■ PROBLEM DETAILS ■
Could you please reproduce every record below exactly, leaving out the pictures?

Records from a collection:
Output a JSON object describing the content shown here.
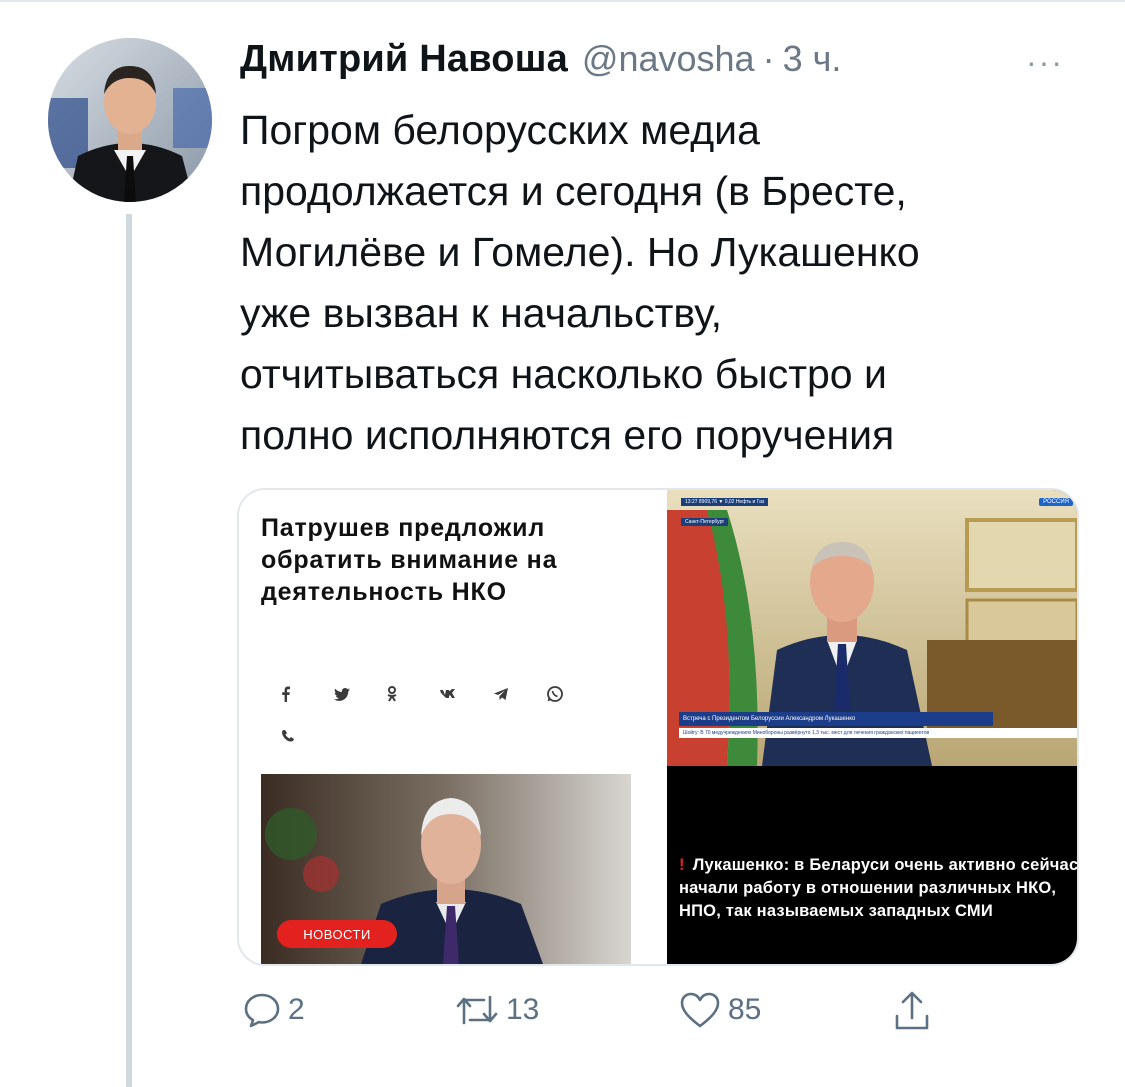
{
  "tweet": {
    "author_name": "Дмитрий Навоша",
    "handle": "@navosha",
    "separator": "·",
    "time": "3 ч.",
    "more": "···",
    "text": "Погром белорусских медиа\nпродолжается и сегодня (в Бресте,\nМогилёве и Гомеле). Но Лукашенко\nуже вызван к начальству,\nотчитываться насколько быстро и\nполно исполняются его поручения"
  },
  "media": {
    "left_card": {
      "headline": "Патрушев предложил обратить внимание на деятельность НКО",
      "share_icons": [
        "facebook-icon",
        "twitter-icon",
        "odnoklassniki-icon",
        "vk-icon",
        "telegram-icon",
        "whatsapp-icon",
        "viber-icon"
      ],
      "badge": "НОВОСТИ"
    },
    "right_card": {
      "ticker": "13:27  8909,76 ▼ 0,02  Нефть и Газ",
      "city": "Санкт-Петербург",
      "channel": "РОССИЯ",
      "caption": "Встреча с Президентом Белоруссии Александром Лукашенко",
      "crawl": "Шойгу: В 70 медучреждениях Минобороны развёрнуто 1,3 тыс. мест для лечения гражданских пациентов",
      "quote_mark": "!",
      "quote": "Лукашенко: в Беларуси очень активно сейчас начали работу в отношении различных НКО, НПО, так называемых западных СМИ"
    }
  },
  "actions": {
    "reply_count": "2",
    "retweet_count": "13",
    "like_count": "85"
  },
  "colors": {
    "text": "#0f1419",
    "secondary": "#5b7083",
    "border": "#e1e8ed",
    "badge_red": "#e3211e"
  }
}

■ SOLUTION FOR THIS PROBLEM ■
Output a JSON object describing the content shown here.
{
  "tweet": {
    "author_name": "Дмитрий Навоша",
    "handle": "@navosha",
    "separator": "·",
    "time": "3 ч.",
    "more": "···",
    "text": "Погром белорусских медиа\nпродолжается и сегодня (в Бресте,\nМогилёве и Гомеле). Но Лукашенко\nуже вызван к начальству,\nотчитываться насколько быстро и\nполно исполняются его поручения"
  },
  "media": {
    "left_card": {
      "headline": "Патрушев предложил обратить внимание на деятельность НКО",
      "share_icons": [
        "facebook-icon",
        "twitter-icon",
        "odnoklassniki-icon",
        "vk-icon",
        "telegram-icon",
        "whatsapp-icon",
        "viber-icon"
      ],
      "badge": "НОВОСТИ"
    },
    "right_card": {
      "ticker": "13:27  8909,76 ▼ 0,02  Нефть и Газ",
      "city": "Санкт-Петербург",
      "channel": "РОССИЯ",
      "caption": "Встреча с Президентом Белоруссии Александром Лукашенко",
      "crawl": "Шойгу: В 70 медучреждениях Минобороны развёрнуто 1,3 тыс. мест для лечения гражданских пациентов",
      "quote_mark": "!",
      "quote": "Лукашенко: в Беларуси очень активно сейчас начали работу в отношении различных НКО, НПО, так называемых западных СМИ"
    }
  },
  "actions": {
    "reply_count": "2",
    "retweet_count": "13",
    "like_count": "85"
  },
  "colors": {
    "text": "#0f1419",
    "secondary": "#5b7083",
    "border": "#e1e8ed",
    "badge_red": "#e3211e"
  }
}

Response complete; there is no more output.